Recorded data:
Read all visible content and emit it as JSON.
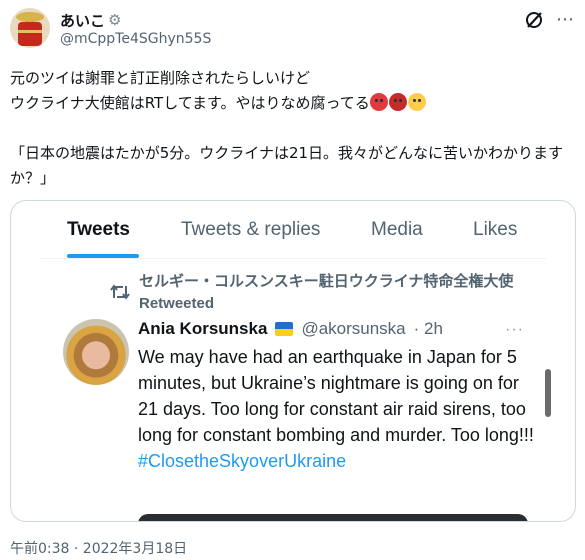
{
  "post": {
    "display_name": "あいこ",
    "handle": "@mCppTe4SGhyn55S",
    "text_line1": "元のツイは謝罪と訂正削除されたらしいけど",
    "text_line2": "ウクライナ大使館はRTしてます。やはりなめ腐ってる",
    "text_quote": "「日本の地震はたかが5分。ウクライナは21日。我々がどんなに苦いかわかりますか？」",
    "timestamp": "午前0:38 · 2022年3月18日",
    "emojis": [
      "angry-face",
      "face-with-symbols",
      "unamused-face"
    ]
  },
  "screenshot": {
    "tabs": [
      {
        "label": "Tweets",
        "active": true
      },
      {
        "label": "Tweets & replies",
        "active": false
      },
      {
        "label": "Media",
        "active": false
      },
      {
        "label": "Likes",
        "active": false
      }
    ],
    "retweet_label": "セルギー・コルスンスキー駐日ウクライナ特命全権大使 Retweeted",
    "author_name": "Ania Korsunska",
    "author_handle": "@akorsunska",
    "time_ago": "· 2h",
    "body": "We may have had an earthquake in Japan for 5 minutes, but Ukraine’s nightmare is going on for 21 days. Too long for constant air raid sirens, too long for constant bombing and murder. Too long!!!",
    "hashtag": "#ClosetheSkyoverUkraine"
  },
  "colors": {
    "accent": "#1d9bf0",
    "secondary_text": "#536471",
    "border": "#cfd9de"
  }
}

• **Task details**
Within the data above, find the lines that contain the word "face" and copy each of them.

• **The completed task**
      "angry-face",
      "face-with-symbols",
      "unamused-face"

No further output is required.